Sometimes clients are surprised that their dogs are scratching their hardwood floors. Little dogs with sharp nails and large dogs that actively run in the house will dig in to get traction, possibly scratching the surface of any wood flooring.  It is important to keep dogs' nails trimmed and to possibly limit their areas. Use lots of area rugs. There are companies out there that make dog booties that will protect your hardwood flooring. Also, make sure your pets are house broken. Pet urine is an acid and will damage the natural color of the wood flooring if not cleaned up right away, leaving a black stain that does not always sand out.

Another client's dog threw up on her carpet, and her trusty stain remover did not get the spot all the way up.  Please, when something is spilled on your carpet, don't grab for any cleaner you can find.  Take a quick moment to either call the carpet manufacturer or go to their website to find out exactly what you need to do to remove the specific stain.  Some cleaning products can lock in a stain or permanently discolor the carpet.  For many of the newer carpets, most stains will come up with warm water only. And never rub, scrub or use a brush. This may damage carpet fibers. If you have bought new carpet recently please take a few minutes to put this information somewhere handy so that when something happens to your carpet, you know exactly where to go to find the correct cleaning information.  Also know exactly what the fiber is:  nylon, SmartStrand, solution dyed polyester, etc.  Call and ask us if you do not know your fiber.  Click the manufacturer links below to be linked to each website: Mohawk
Dixie Home

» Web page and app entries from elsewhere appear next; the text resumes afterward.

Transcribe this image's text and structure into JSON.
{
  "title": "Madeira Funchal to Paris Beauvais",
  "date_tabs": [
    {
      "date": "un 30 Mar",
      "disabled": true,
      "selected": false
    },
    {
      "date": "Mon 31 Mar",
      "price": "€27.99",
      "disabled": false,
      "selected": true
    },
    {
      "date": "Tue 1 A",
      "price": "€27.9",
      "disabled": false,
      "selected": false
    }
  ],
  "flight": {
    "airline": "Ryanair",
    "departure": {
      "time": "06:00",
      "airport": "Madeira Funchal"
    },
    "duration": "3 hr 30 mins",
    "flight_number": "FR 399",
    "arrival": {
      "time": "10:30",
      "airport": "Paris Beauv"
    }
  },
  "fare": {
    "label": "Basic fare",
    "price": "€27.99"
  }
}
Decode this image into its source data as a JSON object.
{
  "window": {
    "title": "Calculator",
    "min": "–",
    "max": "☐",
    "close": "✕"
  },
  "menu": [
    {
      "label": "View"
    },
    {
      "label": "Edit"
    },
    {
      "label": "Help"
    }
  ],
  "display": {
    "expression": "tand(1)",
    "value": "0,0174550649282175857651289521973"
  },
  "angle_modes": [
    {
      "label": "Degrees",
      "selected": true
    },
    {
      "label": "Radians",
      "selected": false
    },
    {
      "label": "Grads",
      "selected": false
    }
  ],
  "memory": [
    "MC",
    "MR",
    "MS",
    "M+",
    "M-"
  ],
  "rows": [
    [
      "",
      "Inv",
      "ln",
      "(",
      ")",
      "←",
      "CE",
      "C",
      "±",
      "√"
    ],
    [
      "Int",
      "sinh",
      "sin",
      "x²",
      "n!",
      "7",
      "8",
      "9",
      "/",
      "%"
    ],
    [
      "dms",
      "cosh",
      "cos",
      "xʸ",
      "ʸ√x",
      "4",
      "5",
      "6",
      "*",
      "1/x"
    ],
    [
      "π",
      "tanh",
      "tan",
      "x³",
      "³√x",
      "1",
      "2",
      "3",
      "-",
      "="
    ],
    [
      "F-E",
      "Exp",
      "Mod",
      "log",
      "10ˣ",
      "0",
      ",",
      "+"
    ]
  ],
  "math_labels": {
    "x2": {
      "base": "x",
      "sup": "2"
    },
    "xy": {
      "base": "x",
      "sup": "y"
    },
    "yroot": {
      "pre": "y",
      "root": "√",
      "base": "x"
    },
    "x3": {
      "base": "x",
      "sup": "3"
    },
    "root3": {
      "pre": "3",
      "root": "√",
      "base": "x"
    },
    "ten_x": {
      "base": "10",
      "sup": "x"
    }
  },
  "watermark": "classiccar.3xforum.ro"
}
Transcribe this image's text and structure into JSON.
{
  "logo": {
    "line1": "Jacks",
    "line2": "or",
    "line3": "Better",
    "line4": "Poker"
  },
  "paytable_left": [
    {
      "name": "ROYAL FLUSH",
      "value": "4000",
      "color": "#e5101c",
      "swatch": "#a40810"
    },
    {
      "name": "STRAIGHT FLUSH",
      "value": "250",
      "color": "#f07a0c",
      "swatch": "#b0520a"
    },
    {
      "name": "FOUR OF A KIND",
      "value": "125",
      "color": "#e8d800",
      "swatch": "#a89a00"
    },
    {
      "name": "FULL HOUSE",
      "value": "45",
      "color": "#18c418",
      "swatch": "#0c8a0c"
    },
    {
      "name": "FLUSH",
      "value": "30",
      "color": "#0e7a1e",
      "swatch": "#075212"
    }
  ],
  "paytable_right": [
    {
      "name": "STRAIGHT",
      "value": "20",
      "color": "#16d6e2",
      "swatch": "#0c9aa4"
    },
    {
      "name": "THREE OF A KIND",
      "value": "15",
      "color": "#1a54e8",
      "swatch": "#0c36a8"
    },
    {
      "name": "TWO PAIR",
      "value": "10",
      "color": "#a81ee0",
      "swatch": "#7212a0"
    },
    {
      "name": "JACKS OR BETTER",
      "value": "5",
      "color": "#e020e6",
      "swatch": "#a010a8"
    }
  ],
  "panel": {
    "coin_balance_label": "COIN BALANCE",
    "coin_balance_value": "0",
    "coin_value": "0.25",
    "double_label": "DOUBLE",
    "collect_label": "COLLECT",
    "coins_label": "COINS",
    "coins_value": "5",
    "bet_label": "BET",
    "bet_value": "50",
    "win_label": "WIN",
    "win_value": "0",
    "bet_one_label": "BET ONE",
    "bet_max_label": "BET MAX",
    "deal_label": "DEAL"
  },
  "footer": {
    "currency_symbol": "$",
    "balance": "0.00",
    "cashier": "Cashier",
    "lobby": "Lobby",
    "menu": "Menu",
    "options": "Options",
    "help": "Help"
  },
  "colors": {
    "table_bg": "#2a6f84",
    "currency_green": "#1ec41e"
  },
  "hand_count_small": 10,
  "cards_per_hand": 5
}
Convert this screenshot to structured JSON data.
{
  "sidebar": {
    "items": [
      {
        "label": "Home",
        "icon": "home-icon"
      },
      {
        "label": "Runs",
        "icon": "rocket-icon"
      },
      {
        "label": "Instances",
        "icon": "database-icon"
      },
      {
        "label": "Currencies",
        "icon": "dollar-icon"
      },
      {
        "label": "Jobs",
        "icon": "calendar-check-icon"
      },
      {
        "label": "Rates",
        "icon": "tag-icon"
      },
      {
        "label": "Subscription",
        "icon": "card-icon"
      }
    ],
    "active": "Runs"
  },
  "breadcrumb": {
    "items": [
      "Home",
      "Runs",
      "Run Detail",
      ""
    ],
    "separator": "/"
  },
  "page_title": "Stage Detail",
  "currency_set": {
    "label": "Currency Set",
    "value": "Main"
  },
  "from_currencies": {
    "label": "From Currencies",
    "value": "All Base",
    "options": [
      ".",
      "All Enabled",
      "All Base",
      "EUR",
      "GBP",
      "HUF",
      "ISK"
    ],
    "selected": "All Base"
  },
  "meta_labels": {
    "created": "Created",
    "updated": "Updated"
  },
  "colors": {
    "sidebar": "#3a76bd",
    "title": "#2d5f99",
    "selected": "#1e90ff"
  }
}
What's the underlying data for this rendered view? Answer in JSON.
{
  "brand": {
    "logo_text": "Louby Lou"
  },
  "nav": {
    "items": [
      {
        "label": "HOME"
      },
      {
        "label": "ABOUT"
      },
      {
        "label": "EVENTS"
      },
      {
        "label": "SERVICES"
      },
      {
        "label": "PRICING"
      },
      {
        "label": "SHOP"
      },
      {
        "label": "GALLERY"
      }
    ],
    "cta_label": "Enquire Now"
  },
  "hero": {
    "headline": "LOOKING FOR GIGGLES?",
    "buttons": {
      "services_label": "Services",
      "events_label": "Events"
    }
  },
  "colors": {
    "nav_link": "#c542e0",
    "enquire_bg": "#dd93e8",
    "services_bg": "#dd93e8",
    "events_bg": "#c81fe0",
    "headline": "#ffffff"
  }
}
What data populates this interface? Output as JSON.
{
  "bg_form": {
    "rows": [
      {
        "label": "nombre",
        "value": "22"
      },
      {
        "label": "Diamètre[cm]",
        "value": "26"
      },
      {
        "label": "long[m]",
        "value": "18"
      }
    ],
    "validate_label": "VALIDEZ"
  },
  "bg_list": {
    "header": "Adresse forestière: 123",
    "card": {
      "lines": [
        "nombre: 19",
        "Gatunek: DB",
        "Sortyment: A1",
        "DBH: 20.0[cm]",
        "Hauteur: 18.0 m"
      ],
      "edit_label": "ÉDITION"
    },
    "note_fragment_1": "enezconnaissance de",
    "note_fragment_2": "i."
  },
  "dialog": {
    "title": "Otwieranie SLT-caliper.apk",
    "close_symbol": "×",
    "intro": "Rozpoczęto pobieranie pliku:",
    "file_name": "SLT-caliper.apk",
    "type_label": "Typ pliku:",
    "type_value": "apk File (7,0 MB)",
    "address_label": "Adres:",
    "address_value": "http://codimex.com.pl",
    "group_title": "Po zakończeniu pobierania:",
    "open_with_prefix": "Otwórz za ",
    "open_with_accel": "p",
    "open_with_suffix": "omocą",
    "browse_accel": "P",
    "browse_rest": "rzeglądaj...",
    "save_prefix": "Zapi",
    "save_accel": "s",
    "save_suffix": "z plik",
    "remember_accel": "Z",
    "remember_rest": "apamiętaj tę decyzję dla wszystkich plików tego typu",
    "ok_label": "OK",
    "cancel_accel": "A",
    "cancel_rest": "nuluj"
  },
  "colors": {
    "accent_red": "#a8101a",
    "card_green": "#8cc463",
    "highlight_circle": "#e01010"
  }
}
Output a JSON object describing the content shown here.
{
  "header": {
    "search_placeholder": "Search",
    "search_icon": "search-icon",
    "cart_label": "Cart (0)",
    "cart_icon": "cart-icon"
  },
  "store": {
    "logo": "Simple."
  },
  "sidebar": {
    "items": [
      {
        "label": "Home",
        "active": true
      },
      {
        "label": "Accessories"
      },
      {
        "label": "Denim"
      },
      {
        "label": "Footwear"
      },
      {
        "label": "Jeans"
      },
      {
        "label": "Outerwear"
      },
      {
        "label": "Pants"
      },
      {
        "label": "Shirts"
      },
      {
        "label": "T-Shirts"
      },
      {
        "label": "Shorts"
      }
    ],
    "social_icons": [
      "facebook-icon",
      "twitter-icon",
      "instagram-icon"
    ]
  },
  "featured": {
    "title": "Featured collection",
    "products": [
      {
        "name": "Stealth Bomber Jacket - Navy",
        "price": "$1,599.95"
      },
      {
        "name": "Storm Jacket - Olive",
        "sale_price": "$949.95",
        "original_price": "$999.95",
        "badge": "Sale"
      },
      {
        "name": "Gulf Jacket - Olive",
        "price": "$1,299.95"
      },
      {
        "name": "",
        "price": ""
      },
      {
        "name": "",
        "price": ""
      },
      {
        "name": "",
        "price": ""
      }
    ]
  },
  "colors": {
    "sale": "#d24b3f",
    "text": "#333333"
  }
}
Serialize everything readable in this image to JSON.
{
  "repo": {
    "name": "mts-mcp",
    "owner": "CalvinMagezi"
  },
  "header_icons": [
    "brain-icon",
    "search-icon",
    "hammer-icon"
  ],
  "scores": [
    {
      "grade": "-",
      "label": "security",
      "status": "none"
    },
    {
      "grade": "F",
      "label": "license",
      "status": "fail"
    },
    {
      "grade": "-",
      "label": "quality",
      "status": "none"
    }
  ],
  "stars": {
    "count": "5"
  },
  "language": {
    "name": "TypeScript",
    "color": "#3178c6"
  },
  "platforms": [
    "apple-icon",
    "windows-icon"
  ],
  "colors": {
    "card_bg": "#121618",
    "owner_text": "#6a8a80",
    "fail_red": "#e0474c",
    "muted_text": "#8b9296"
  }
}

We Did It Again!
The results are in, and for the third year in a row, Enhance Floors & More was voted Best of Atlanta for Flooring.  Kudzu.com tallies the results in numerous categories and announces the winners every January.  We are so proud to be recognized for the work that we do every day to give our clients the very best service when they are shopping for new flooring and the absolute best installation experience. 

Design Tip

Shiny stainless steel appliances may finally be on the way out.  What's the new hot color?  Black.  Instead of gleaming silver appliances sleek black stainless steel is the trend of the future.